Lebanon threatens to expel Syrian refugees

Lebanon threatens to expel Syrian refugees
In the midst of a devastating economic crisis, Lebanon said it is now ready to expel Syrian refugees.
2 min read
Nine out of ten Syrian refugees in Lebanon live in extreme poverty. [Andreea Campeanu via Getty]

Prime Minister Najib Mikati on Monday said Lebanon was ready to expel Syrian refugees living in the country if the international community does not work to repatriate them.

Lebanon, grappling with its worst ever economic crisis, has the world's highest proportion of refugees in its population, with the government estimating that Syrians account for almost a quarter of its more than six million residents.

"Eleven years after the start of the Syrian crisis, Lebanon no longer has the capacity to bear this burden, especially under the current circumstances," Mikati said.

"I call on the international community to work with Lebanon to secure the return of Syrian refugees to their country, or else Lebanon will... work to get Syrians out through legal means and the firm application of Lebanese law."

Mikati's remarks were made during a ceremony launching the 2022-2023 Lebanon Crisis Response Plan, which is backed by the United Nations.

The UN humanitarian coordinator for Lebanon, Najat Rochdi, was in attendance.

Mikati's statement follows similar remarks made in May by social affairs minister Hector Hajjar, who said that Lebanon could no longer afford to host such a large refugee population.

On Monday, Lebanon appealed for $3.2 billion to address the ongoing impact of the Syria crisis, according to a UN statement.
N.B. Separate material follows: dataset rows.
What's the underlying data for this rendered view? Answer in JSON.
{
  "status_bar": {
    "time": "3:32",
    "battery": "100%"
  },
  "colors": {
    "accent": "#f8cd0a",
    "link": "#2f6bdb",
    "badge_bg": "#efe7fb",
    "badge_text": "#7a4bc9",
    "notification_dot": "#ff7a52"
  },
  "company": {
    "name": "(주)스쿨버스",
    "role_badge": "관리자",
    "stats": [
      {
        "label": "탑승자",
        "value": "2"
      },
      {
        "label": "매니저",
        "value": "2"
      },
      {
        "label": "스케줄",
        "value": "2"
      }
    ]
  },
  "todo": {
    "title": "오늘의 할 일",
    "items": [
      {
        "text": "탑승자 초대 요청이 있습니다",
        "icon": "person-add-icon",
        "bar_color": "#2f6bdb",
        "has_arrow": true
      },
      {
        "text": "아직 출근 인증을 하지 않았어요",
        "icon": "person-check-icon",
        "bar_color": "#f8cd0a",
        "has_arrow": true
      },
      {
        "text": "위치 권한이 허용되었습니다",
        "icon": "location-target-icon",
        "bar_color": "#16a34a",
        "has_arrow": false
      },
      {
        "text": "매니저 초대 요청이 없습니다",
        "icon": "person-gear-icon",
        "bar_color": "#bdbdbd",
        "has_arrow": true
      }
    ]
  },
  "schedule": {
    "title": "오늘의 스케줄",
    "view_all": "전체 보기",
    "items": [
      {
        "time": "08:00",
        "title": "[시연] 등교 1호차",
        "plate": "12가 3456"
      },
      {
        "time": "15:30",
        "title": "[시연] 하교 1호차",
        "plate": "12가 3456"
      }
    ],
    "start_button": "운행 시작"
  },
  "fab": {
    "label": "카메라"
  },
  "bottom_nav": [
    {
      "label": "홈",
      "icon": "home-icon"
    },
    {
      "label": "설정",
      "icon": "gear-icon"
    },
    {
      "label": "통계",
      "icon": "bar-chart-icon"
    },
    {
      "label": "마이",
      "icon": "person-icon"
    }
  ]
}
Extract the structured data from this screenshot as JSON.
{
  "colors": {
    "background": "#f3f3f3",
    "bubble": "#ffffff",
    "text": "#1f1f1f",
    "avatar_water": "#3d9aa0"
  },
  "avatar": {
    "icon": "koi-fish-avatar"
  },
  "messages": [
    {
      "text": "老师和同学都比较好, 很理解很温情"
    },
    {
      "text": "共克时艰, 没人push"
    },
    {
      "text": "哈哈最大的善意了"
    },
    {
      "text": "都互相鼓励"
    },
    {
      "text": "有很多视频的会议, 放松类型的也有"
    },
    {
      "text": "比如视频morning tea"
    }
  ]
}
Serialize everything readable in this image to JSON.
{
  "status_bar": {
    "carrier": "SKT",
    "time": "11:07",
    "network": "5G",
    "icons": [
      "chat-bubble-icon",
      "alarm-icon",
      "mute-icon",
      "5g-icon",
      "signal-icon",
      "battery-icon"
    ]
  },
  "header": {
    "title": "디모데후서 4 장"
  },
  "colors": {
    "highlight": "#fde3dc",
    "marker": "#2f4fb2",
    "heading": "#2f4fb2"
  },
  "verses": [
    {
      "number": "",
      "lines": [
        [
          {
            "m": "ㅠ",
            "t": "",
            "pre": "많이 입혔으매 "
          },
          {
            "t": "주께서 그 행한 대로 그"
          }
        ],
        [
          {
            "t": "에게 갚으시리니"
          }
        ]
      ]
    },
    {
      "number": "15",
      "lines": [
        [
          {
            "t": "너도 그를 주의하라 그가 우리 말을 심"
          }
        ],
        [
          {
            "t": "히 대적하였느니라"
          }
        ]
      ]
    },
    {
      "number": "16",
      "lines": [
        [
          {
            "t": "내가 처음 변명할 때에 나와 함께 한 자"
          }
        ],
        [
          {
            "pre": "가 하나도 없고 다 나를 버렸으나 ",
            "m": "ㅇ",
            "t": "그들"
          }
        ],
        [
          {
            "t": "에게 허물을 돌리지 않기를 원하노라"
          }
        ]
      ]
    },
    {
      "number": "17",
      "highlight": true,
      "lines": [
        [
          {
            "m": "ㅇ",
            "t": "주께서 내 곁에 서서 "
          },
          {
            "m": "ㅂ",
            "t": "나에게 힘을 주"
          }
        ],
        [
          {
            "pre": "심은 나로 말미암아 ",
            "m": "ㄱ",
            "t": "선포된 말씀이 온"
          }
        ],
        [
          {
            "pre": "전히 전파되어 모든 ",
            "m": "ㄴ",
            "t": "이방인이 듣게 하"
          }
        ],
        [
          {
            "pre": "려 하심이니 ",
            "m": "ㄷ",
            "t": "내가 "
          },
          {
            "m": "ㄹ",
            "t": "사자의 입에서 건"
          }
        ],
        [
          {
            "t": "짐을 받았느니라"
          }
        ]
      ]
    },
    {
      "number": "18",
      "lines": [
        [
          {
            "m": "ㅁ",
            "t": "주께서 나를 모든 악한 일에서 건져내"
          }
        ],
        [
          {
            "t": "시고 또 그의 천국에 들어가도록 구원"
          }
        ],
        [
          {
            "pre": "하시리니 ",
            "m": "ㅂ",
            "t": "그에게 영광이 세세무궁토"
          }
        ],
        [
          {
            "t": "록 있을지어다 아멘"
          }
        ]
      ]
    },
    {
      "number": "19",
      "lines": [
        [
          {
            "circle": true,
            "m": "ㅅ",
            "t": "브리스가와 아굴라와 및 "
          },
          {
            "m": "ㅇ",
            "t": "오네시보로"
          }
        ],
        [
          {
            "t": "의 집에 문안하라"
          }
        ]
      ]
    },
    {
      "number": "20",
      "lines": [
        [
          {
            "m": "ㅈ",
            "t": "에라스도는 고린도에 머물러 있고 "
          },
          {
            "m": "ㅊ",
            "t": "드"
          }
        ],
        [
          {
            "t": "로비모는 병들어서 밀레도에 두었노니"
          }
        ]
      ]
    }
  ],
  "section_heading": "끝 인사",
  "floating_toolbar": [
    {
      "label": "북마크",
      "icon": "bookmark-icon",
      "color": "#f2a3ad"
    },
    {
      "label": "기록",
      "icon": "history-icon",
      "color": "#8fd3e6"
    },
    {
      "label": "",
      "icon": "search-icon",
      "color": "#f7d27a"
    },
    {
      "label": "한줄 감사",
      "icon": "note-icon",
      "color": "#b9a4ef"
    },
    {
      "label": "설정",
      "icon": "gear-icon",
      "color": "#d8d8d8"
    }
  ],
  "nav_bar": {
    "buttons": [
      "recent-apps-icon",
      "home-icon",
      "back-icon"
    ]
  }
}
Some $9 billion have been provided in assistance through the Lebanon Crisis Response Plan since 2015, the UN says.

But a dire economic crisis that has plunged many Lebanese into poverty is exacerbating public resentment over the continued presence of Syrian refugees in the country.

Some political figures and pundits have recently posited that, thanks to cash handouts by aid agencies, Syrian refugees have been receiving more assistance than the poorest Lebanese.

Nine out of 10 Syrians in Lebanon are living in poverty, while poverty levels for Lebanese have also risen to cover more than 80 percent of the population.

Rights groups, including Human Rights Watch and Amnesty International, have warned against forced repatriation to Syria, where they have documented cases of detainment, torture and disappearance committed by the Syrian authorities against returnees.